Bridge was another one of our favorites. It’s a ten-seat gay bar with a patio located on the sixth floor of the Sensho Building in Shinjuku Nichome. Mitsuaki, the owner, knew most of his guests, so I asked him to introduce me to someone at the bar who spoke English. He said, “there’s only one,” and called over a guy named Kei. Half-English and half-Japanese, Kei indulged me in some real talk. “A lot of gay bars in the city refuse foreigners because they can’t speak Japanese,” he explained. “We all know each other here, and not a lot of Japanese people speak English; it’s not the easiest scene to break into.”
To get into some of these more exclusive bars, many of which stick a “Members Only” sign at the entrance, it’s helpful to have a local guide. We felt like we were in excellent hands with Shintaro at Out Asia Travel. We told him the style of bars we wanted to see. In our case, bars that were unique to Tokyo that we couldn’t find anywhere else.
Our favorite of these “Members Only” bars was a place called Le Quine Guine. The owner told us that quine is the tenth-century Japanese word for putting on your kimono after a night of sex. Somehow that concept perfectly captures the atmosphere he creates. High stools wrapped around a grand piano, that served as the bar. Violins are hung from the ceilings and brass instruments tile the walls. Unless you come with someone who the owner knows, he won’t let you in. After seeing how busy the bar already was when we arrived, this exclusive policy starts to make sense. On a Tuesday evening at 9 P.M., all of the eight seats in the bar were filled. “If more people show up here,” the owner explained, “I won’t be able to entertain.”
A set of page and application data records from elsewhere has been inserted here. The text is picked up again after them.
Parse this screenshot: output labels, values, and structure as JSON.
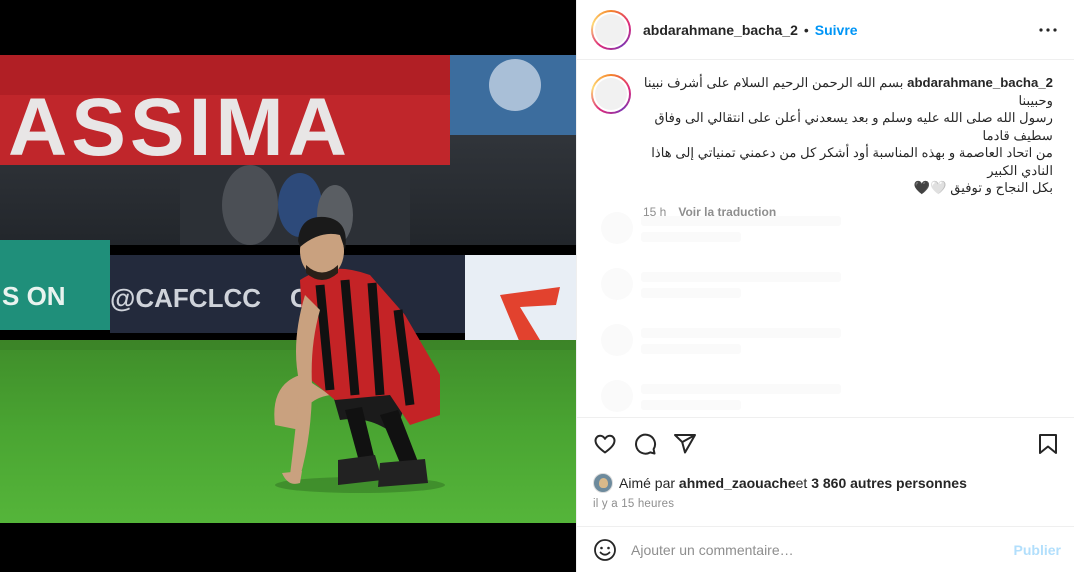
{
  "post": {
    "username": "abdarahmane_bacha_2",
    "separator": "•",
    "follow_label": "Suivre",
    "more_icon": "more-horizontal-icon",
    "photo_alt_banner": "ASSIMA",
    "photo_board_1": "S ON",
    "photo_board_2": "@CAFCLCC",
    "photo_board_3": "CLCC"
  },
  "caption": {
    "username": "abdarahmane_bacha_2",
    "line1": "بسم الله الرحمن الرحيم السلام على أشرف نبينا وحبيبنا",
    "line2": "رسول الله صلى الله عليه وسلم و بعد يسعدني أعلن على انتقالي الى وفاق سطيف قادما",
    "line3": "من اتحاد العاصمة و بهذه المناسبة أود أشكر كل من دعمني تمنياتي إلى هاذا النادي الكبير",
    "line4": "بكل النجاح و توفيق 🤍🖤",
    "age": "15 h",
    "translate_label": "Voir la traduction"
  },
  "actions": {
    "like_icon": "heart-icon",
    "comment_icon": "comment-icon",
    "share_icon": "share-icon",
    "save_icon": "bookmark-icon"
  },
  "likes": {
    "prefix": "Aimé par ",
    "liker": "ahmed_zaouache",
    "middle": " et ",
    "others": "3 860 autres personnes"
  },
  "timestamp": "il y a 15 heures",
  "comment_box": {
    "emoji_icon": "emoji-icon",
    "placeholder": "Ajouter un commentaire…",
    "publish_label": "Publier"
  },
  "colors": {
    "accent_blue": "#0095f6",
    "publish_disabled": "#b2dffc",
    "muted_text": "#8e8e8e",
    "border": "#efefef"
  }
}
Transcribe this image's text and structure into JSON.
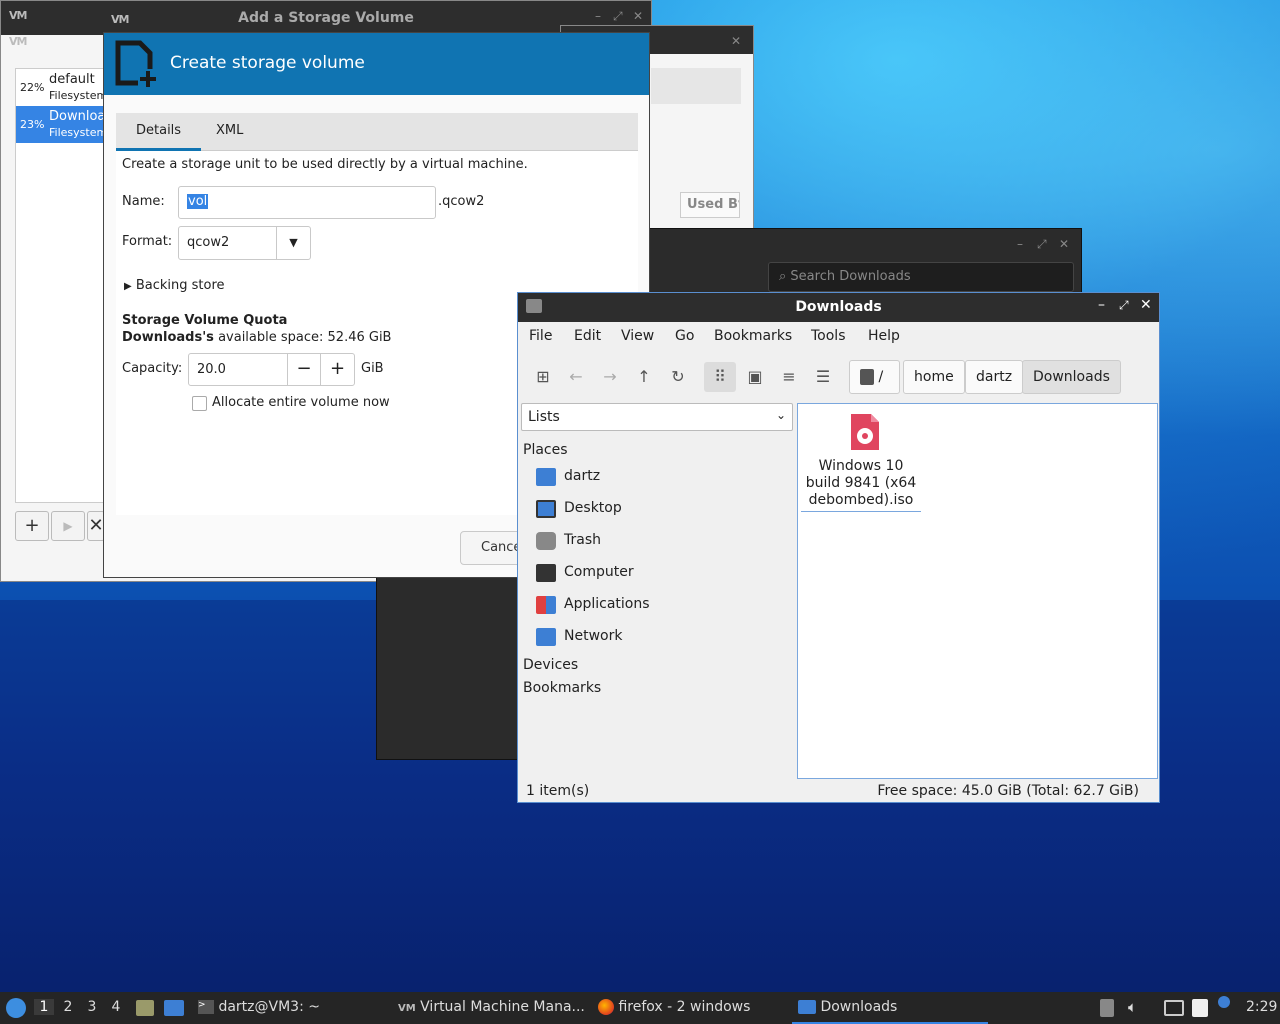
{
  "vm_window": {
    "title": "Add a Storage Volume",
    "logo": "VM",
    "pools": [
      {
        "pct": "22%",
        "name": "default",
        "type": "Filesystem"
      },
      {
        "pct": "23%",
        "name": "Downloads",
        "type": "Filesystem"
      }
    ],
    "column_header": "Used By",
    "add_icon": "plus-icon",
    "play_icon": "play-icon",
    "close_icon": "close-icon"
  },
  "search": {
    "placeholder": "Search Downloads"
  },
  "dialog": {
    "header_title": "Create storage volume",
    "tabs": [
      "Details",
      "XML"
    ],
    "description": "Create a storage unit to be used directly by a virtual machine.",
    "name_label": "Name:",
    "name_value": "vol",
    "name_suffix": ".qcow2",
    "format_label": "Format:",
    "format_value": "qcow2",
    "backing_store": "Backing store",
    "quota_title": "Storage Volume Quota",
    "quota_pool": "Downloads's",
    "quota_available": "available space: 52.46 GiB",
    "capacity_label": "Capacity:",
    "capacity_value": "20.0",
    "capacity_unit": "GiB",
    "allocate_label": "Allocate entire volume now",
    "allocate_checked": false,
    "cancel_label": "Cancel"
  },
  "file_manager": {
    "title": "Downloads",
    "menu": [
      "File",
      "Edit",
      "View",
      "Go",
      "Bookmarks",
      "Tools",
      "Help"
    ],
    "breadcrumb": [
      "/",
      "home",
      "dartz",
      "Downloads"
    ],
    "side_combo": "Lists",
    "places_heading": "Places",
    "places": [
      {
        "label": "dartz",
        "icon": "home-folder-icon",
        "color": "#3d7fd4"
      },
      {
        "label": "Desktop",
        "icon": "desktop-icon",
        "color": "#3d7fd4"
      },
      {
        "label": "Trash",
        "icon": "trash-icon",
        "color": "#888888"
      },
      {
        "label": "Computer",
        "icon": "computer-icon",
        "color": "#333333"
      },
      {
        "label": "Applications",
        "icon": "applications-icon",
        "color": "#e04040"
      },
      {
        "label": "Network",
        "icon": "network-folder-icon",
        "color": "#3d7fd4"
      }
    ],
    "devices_heading": "Devices",
    "bookmarks_heading": "Bookmarks",
    "files": [
      {
        "name_lines": [
          "Windows 10",
          "build 9841 (x64",
          "debombed).iso"
        ],
        "icon": "disc-image-icon"
      }
    ],
    "status_count": "1 item(s)",
    "status_space": "Free space: 45.0 GiB (Total: 62.7 GiB)"
  },
  "taskbar": {
    "workspaces": [
      "1",
      "2",
      "3",
      "4"
    ],
    "active_workspace": "1",
    "tasks": [
      {
        "label": "dartz@VM3: ~",
        "icon": "terminal-icon"
      },
      {
        "label": "Virtual Machine Mana...",
        "icon": "virt-manager-icon"
      },
      {
        "label": "firefox - 2 windows",
        "icon": "firefox-icon"
      },
      {
        "label": "Downloads",
        "icon": "folder-icon"
      }
    ],
    "clock": "2:29"
  }
}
That week, Shintaro also showed us some bars that were more accessible for an international crowd. Unlike the more exclusive, stylized bars up on the higher floors, these bars were on the ground floor, with open patios and big signs. You can hear English being spoken down the alley at Eagle Tokyo. Though not exactly a leather bar, it has more of a grungy industrial vibe than many of the neighboring lounge bars. One wall has a giant sketch of two naked hairy men drawn by the gay Japanese artist Jiraiya. We grabbed a drink and stood on the street, where the crowd was quickly spilling out. Here, we mingled with the lesbian crowd from the bar next door (Bar Gold Finger) under a neon “Vacancy for Women” sign. Gold Finger is the lesbian mothership of Tokyo that becomes a women-only bar on Saturdays. Unlike many other gay bars in Tokyo, Gold Finger is on Google Maps, so it served as a good drop-off and meeting point for the other evenings during the trip.